After achieving the longest economic expansion in the U.S. history and growing a solid 3.2% annualized rate in the first quarter of 2019, which way is the $19 trillion income-generating economy headed? Not as strong. The constant trade war rhetoric has disrupted business freedom and is showing up in the hesitancy of whether to invest more and with which new suppliers. Business spending on equipment fell 1%, the worst showing in three years. Shipments from manufacturing sector are slightly lower this year after notching up a good growth rate of 7% last year. With inventories of manufactured products rising, a further pullback in production is likely.
Fortunately, the tech companies are investing solidly in intellectual products like software development and applied research. Employment is still rising strongly in the Bay Area and the Silicon Valley. Should the tech companies falter, home prices in San Francisco and San Jose are vulnerable to a downturn and could pull down the national economy close to a zero growth line.
On the consumer side, fatigue is setting in despite a record number of jobs, rising wages, and plentiful wealth accumulation by homeowners and stock market investors. Consumer spending was slow with only 0.9% overall gain in the first quarter of 2019, due primarily to falling vehicle sales. A few quarters of declining vehicle sales are not a good predictor of an economic cycle, but a persistent fall in auto sales has been a reliable leading indicator of an impending economic recession. In the first quarter of this year, the total vehicle sales fell to 16.9 million annualized pace, a decline from 17.5 million in the prior quarter. The second quarter data looks to hold on at 16.9 million or 17 million. There is no recessionary sign yet from vehicle sales. Other areas of consumer expenditure are running mostly positive, except in home furnishing and appliance stores. Home sales year-to-date are down 3%, which explains the softer activity at these retail outlets.
Government spending is partly contributing to growth, especially due to state and local governments opening up their wallets while being flush with revenue from the growing economy and rising property values (and hence property tax revenue.) Opening a local library or fixing pot-holes require hiring workers.
In the international arena, U.S. exports rose and imports fell, thereby shrinking the trade deficit. One caution is that slower activity of exports and imports have in the past correlated with a slowing economy. If businesses cannot operate in the most efficient manner as they see fit, then the economy slows. During the last recession in 2009, imports fell 13% while exports fell 8%. America lost 8 million jobs during the recession. Two recessions ago in 2001, imports and exports had also fallen. America lost 2 million jobs. When imports and exports rose, the broader economy created jobs on net from increased global business activity, even though some local companies shut down due to increased competition.
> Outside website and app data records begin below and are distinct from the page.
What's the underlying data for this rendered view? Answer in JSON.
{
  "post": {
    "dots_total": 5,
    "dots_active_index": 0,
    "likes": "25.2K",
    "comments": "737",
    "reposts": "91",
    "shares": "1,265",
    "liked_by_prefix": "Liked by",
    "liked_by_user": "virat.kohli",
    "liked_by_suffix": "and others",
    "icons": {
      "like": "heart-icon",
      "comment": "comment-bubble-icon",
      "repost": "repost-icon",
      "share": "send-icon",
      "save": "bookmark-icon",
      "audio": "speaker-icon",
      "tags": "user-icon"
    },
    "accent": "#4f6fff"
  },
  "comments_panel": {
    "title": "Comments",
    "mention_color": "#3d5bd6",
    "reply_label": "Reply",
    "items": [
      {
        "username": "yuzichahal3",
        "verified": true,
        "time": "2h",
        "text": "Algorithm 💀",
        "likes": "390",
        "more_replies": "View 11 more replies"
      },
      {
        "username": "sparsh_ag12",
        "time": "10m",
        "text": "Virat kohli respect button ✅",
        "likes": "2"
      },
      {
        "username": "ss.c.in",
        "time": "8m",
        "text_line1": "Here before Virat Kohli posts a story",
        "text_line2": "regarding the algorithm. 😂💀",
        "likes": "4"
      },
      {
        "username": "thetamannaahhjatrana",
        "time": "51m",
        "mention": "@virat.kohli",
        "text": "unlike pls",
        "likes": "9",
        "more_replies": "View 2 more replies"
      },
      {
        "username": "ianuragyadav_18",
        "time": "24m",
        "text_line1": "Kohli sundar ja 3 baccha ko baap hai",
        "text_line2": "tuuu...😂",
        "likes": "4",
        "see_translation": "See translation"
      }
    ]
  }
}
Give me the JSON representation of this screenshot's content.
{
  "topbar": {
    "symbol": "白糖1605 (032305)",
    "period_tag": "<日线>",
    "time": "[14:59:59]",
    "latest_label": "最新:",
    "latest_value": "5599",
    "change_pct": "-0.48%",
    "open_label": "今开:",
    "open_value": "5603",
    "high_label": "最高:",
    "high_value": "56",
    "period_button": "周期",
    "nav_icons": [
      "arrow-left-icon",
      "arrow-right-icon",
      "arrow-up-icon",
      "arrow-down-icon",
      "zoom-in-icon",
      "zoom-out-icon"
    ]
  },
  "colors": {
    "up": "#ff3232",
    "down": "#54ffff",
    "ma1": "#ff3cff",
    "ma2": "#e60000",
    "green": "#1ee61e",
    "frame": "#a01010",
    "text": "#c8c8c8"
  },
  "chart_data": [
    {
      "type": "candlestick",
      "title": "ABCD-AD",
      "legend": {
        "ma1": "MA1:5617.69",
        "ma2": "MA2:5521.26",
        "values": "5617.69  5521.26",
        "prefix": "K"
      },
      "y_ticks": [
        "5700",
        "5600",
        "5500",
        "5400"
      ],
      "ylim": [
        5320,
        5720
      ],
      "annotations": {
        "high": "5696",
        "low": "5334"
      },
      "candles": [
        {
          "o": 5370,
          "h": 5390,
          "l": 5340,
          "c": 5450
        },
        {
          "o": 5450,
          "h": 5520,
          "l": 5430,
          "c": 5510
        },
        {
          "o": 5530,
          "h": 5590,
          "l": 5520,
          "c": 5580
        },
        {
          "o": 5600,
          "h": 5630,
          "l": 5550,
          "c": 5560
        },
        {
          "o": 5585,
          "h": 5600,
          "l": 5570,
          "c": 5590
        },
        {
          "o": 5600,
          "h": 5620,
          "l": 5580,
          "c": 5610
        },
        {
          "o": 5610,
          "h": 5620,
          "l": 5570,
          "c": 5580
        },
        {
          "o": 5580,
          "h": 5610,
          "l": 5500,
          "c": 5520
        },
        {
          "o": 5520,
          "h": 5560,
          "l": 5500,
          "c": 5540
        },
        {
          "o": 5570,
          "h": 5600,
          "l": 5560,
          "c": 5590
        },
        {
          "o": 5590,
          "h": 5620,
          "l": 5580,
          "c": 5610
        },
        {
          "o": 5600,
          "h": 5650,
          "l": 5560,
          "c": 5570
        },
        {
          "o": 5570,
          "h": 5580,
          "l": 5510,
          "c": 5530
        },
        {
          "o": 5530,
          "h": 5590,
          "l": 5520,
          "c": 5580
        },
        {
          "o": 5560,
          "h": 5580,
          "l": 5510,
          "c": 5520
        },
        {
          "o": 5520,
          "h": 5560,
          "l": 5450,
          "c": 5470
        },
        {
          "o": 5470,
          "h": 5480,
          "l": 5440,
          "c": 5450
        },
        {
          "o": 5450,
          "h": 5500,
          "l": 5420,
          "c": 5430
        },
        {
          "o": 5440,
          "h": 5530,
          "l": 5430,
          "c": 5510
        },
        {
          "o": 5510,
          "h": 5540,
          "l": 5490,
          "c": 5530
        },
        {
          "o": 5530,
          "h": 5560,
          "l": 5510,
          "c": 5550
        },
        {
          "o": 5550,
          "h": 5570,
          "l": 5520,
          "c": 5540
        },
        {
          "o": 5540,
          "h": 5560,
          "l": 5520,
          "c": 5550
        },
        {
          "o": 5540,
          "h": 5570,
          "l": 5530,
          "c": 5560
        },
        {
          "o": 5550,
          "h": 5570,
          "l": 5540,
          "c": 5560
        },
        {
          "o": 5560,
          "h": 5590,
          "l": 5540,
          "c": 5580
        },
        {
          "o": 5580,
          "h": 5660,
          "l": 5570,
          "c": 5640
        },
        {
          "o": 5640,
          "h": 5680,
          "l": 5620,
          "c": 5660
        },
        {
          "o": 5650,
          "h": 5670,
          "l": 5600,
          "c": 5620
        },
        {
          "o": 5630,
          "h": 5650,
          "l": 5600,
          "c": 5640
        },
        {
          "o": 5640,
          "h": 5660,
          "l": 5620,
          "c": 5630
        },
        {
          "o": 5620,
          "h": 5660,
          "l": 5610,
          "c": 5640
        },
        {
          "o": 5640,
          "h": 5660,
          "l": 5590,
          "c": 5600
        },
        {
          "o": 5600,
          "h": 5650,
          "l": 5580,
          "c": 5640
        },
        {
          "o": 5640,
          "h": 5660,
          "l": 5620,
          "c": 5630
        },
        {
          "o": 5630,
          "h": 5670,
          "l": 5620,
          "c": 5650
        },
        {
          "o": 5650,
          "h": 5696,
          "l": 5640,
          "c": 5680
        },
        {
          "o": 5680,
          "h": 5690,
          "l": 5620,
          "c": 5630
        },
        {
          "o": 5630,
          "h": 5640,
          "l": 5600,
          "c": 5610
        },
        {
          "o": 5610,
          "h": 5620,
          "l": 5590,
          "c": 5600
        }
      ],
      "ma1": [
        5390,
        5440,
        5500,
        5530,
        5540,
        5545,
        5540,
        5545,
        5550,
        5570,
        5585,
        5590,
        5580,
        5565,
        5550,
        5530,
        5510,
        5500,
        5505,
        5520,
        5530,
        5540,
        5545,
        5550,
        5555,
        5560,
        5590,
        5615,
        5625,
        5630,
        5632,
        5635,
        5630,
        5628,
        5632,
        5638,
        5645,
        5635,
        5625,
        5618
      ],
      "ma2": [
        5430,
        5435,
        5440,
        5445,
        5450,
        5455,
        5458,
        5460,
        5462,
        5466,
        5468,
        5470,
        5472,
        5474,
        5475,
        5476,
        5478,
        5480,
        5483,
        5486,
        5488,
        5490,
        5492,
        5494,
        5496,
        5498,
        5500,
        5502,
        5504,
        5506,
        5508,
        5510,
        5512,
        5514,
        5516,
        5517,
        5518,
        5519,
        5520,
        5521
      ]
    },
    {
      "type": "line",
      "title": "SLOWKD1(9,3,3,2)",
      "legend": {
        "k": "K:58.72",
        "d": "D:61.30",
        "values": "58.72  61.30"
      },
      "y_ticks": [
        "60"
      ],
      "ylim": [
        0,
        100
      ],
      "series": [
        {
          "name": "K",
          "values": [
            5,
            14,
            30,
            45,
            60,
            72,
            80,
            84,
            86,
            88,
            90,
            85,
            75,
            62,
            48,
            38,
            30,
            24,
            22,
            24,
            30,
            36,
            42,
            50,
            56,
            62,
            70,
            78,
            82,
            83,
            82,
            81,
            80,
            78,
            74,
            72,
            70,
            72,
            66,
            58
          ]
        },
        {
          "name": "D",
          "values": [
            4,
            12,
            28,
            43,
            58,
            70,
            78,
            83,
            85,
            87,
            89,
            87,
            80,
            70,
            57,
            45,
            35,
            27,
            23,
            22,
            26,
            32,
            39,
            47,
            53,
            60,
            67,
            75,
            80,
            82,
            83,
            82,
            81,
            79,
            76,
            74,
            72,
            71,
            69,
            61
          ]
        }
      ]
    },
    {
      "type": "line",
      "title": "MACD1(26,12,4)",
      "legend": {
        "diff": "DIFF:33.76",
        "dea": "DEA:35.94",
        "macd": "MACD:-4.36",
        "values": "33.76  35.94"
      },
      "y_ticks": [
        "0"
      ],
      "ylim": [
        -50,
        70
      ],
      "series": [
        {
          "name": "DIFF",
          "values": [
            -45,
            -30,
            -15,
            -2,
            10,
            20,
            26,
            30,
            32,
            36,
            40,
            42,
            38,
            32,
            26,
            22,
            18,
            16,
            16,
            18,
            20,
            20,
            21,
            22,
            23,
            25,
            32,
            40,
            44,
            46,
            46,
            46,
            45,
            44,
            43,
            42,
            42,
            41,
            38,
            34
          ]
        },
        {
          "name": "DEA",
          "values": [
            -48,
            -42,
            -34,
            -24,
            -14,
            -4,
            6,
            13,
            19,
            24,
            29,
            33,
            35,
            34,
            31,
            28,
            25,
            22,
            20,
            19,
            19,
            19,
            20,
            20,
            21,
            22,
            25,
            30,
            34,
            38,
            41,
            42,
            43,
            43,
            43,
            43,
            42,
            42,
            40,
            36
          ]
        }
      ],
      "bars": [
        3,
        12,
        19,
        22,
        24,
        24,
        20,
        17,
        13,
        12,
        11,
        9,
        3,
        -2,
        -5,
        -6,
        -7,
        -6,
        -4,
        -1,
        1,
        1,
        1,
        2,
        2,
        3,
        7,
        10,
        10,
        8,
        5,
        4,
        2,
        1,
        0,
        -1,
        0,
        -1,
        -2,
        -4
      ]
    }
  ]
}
Real estate is the key area for future growth and a savior in the continuing economic expansion. There is a housing shortage and hence a critical need to build more homes, especially at moderately priced points where the demand is the strongest. Rising home sales and increased housing starts have nearly always been associated with economic expansion. More home sales also mean increased number of Americans who can participate in wealth gains. Consequently, consumer spending, including vehicle sales, can turn higher.
The U.S. economy is recording its longest expansion ever at 10 years. That does not mean we are due for a recession. Australia is one example of a fully developed economy able to keep on expanding for 20 years. The second quarter and third quarter GDP growth rate will only be around 2% based on momentum factors. If the housing market turns measurably higher, the economy looks to do just fine for the remainder of the year and even better next year. If the trade war rhetoric quiets down and a genuine trade agreement is signed allowing for even more business freedom, then expect an economic boom.